--- TASK DATA Enclosed Below ---

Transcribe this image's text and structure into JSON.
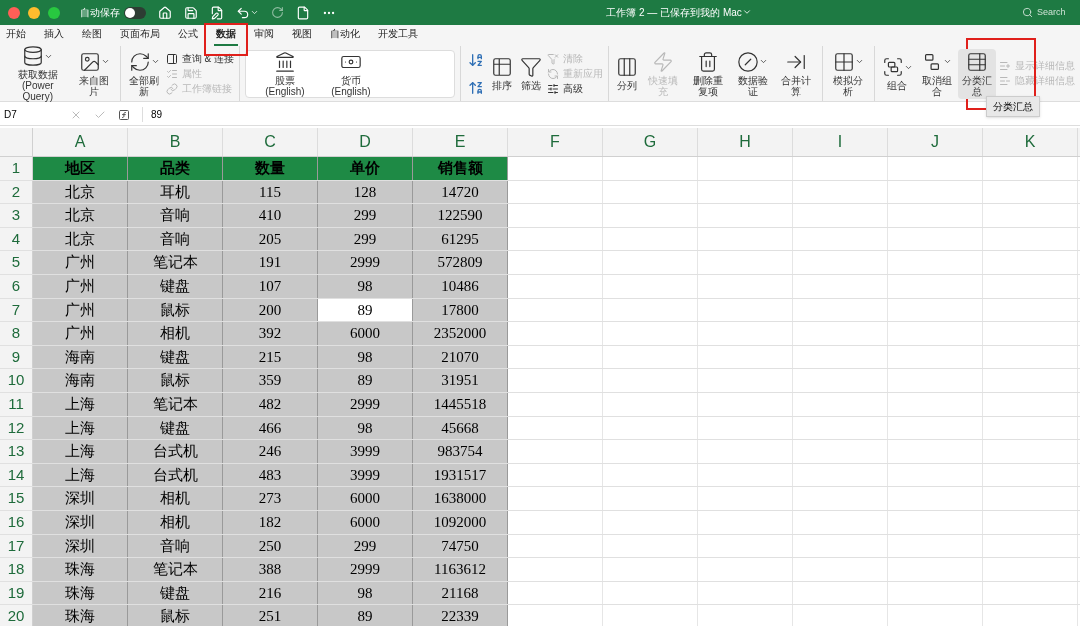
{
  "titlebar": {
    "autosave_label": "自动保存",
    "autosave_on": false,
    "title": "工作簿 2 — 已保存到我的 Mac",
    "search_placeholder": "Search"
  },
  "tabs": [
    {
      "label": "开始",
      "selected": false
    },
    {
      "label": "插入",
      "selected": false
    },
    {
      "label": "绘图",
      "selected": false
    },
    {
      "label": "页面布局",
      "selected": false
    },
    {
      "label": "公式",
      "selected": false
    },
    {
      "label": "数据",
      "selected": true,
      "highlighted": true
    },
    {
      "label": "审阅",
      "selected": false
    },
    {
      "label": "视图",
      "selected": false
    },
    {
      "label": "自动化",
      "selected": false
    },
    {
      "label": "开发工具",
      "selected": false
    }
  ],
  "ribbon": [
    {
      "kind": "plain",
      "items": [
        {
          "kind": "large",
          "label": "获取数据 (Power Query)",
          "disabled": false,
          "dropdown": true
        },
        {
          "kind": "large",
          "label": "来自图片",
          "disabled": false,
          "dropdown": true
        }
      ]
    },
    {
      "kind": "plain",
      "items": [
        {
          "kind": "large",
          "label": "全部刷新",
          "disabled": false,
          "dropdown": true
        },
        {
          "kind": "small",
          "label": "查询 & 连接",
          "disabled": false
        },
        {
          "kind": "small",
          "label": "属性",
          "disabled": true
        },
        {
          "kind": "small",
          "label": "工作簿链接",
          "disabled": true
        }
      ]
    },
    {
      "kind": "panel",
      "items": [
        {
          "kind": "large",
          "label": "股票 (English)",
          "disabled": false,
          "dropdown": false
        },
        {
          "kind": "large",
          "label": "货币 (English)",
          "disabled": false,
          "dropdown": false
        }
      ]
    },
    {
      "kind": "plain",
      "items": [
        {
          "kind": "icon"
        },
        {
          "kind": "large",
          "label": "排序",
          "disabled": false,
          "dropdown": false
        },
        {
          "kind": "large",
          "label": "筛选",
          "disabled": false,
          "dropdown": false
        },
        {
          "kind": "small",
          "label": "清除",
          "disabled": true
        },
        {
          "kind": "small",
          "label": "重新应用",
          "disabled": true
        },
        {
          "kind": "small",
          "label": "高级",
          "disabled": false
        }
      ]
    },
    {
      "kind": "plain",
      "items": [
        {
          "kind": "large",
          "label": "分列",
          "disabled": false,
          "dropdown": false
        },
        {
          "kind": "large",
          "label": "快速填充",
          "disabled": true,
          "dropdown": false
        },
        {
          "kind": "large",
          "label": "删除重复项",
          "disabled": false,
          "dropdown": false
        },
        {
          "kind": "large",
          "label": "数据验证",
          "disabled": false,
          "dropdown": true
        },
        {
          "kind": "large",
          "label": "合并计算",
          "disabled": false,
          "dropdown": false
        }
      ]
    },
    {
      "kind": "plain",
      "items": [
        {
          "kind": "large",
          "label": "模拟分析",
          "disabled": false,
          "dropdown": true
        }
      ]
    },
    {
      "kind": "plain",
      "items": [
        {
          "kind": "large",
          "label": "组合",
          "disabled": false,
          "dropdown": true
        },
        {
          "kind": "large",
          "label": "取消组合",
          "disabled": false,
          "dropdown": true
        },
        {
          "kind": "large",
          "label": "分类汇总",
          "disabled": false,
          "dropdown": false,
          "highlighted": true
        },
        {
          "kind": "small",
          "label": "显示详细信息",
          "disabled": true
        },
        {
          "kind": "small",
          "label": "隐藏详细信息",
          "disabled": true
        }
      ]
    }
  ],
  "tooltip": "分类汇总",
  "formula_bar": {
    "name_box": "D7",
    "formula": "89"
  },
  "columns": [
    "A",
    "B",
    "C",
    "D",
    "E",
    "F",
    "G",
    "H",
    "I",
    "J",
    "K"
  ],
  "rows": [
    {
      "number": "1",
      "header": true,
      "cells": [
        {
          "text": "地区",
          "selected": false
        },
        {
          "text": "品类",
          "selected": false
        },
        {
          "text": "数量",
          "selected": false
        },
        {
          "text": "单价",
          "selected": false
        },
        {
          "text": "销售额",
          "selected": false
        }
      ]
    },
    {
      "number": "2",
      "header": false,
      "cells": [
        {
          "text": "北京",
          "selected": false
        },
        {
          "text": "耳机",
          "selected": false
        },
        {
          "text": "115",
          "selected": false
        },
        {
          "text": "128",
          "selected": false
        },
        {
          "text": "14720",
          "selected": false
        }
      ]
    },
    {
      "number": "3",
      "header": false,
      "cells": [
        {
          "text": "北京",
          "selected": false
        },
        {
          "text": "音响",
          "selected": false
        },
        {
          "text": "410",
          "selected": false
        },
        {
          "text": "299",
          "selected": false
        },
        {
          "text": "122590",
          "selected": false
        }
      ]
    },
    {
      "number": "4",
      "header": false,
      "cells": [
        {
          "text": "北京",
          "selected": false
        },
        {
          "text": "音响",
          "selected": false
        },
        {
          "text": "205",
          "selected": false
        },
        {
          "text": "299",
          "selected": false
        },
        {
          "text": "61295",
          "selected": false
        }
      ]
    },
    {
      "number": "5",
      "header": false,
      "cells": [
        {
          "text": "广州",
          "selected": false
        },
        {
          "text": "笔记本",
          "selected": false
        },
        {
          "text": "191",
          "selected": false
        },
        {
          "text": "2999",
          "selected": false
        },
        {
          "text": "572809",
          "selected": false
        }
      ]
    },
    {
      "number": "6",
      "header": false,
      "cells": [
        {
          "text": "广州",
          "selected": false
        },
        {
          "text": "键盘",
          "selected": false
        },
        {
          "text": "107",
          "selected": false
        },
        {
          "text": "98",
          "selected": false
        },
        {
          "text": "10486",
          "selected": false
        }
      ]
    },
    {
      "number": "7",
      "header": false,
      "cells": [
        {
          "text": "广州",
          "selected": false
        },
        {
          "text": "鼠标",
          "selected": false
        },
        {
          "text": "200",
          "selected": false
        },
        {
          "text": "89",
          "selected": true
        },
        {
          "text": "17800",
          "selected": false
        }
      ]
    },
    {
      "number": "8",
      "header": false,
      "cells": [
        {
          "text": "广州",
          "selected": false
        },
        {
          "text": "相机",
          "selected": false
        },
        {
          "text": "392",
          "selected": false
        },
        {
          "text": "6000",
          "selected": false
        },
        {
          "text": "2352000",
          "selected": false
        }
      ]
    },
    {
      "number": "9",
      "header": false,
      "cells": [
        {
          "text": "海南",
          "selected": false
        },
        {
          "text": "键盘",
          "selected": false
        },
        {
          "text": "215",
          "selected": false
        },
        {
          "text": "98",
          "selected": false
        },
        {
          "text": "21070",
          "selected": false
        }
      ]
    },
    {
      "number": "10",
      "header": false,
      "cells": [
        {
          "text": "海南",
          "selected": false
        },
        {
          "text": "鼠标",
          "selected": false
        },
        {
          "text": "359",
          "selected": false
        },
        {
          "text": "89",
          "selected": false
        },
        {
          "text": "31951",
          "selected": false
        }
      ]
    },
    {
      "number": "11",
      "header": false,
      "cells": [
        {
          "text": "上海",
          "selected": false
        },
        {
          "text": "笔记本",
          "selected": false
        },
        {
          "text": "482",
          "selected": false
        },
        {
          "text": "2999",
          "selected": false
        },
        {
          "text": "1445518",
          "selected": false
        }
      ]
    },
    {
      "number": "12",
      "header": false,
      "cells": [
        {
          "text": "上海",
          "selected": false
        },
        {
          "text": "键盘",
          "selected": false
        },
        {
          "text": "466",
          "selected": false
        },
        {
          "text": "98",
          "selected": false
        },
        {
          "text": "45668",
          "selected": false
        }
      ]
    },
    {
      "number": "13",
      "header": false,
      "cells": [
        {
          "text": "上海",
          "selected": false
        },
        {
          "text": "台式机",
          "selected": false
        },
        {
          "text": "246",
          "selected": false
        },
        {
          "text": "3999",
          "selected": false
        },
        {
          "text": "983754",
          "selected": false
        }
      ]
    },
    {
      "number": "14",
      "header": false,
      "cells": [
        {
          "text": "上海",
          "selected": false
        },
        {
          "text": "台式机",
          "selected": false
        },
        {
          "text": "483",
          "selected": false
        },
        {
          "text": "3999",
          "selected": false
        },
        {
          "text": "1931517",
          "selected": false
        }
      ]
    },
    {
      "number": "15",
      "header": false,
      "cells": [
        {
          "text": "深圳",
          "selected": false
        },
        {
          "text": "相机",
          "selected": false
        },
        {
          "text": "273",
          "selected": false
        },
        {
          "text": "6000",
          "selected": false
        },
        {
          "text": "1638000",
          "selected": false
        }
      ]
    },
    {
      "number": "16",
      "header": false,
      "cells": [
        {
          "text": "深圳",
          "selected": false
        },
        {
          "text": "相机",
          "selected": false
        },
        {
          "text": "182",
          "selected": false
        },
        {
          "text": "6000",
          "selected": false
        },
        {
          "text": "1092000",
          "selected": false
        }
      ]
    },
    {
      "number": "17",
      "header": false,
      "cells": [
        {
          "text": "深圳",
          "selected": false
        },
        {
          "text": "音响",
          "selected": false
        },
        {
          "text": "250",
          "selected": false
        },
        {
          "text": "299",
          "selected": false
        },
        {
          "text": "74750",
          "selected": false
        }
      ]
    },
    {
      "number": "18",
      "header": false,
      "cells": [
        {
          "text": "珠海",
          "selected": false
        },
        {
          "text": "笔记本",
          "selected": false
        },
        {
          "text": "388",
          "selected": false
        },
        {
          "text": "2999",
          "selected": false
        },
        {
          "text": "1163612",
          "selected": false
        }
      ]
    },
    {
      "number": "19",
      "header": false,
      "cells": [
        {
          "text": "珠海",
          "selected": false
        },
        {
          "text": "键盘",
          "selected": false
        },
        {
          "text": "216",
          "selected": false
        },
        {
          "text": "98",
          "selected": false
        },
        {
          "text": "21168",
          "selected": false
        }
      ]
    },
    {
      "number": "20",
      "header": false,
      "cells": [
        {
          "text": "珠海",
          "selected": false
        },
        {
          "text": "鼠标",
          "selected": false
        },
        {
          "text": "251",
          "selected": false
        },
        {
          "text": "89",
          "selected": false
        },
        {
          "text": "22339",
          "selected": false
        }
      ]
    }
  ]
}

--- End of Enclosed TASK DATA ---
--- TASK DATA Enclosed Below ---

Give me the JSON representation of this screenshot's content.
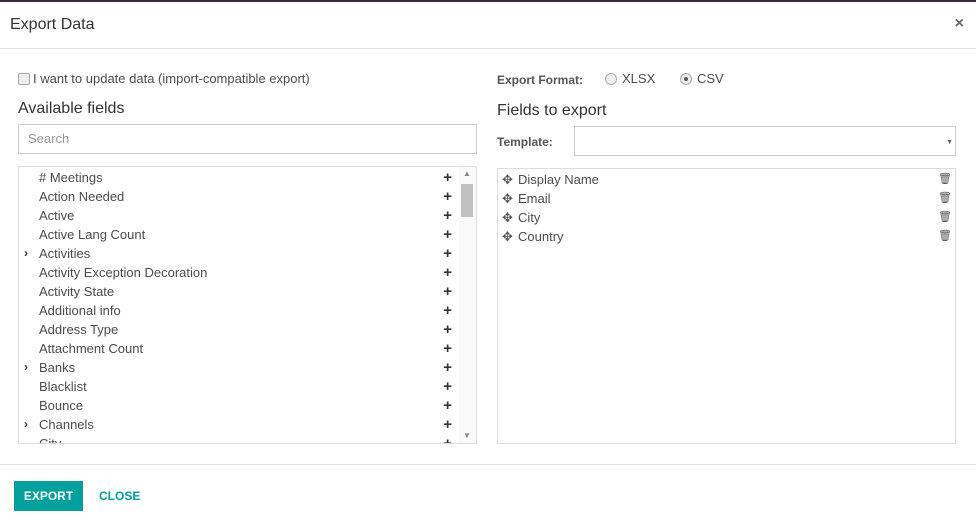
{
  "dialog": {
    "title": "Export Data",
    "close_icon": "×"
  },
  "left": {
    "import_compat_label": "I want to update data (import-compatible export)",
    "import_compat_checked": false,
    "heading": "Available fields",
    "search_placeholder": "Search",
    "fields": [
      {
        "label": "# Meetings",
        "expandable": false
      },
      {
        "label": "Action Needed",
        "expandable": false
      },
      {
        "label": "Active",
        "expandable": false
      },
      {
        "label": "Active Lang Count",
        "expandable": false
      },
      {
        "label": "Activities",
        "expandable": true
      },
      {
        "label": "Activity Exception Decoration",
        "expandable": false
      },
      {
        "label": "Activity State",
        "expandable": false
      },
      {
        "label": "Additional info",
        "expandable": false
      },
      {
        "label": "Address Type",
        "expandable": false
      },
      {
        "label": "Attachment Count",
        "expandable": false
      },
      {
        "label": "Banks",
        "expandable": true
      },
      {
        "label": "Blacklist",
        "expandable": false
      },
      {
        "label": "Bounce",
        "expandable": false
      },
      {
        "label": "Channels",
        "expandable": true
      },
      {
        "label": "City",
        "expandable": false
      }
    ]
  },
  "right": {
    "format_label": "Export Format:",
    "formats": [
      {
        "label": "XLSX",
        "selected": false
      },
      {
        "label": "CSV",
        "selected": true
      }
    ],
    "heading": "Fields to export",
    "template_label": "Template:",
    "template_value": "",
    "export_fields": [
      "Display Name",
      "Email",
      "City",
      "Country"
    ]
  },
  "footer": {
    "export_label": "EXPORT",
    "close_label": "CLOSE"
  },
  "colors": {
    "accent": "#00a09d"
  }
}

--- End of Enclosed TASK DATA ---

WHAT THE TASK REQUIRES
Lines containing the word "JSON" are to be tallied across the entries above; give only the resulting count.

TASK RESULT
2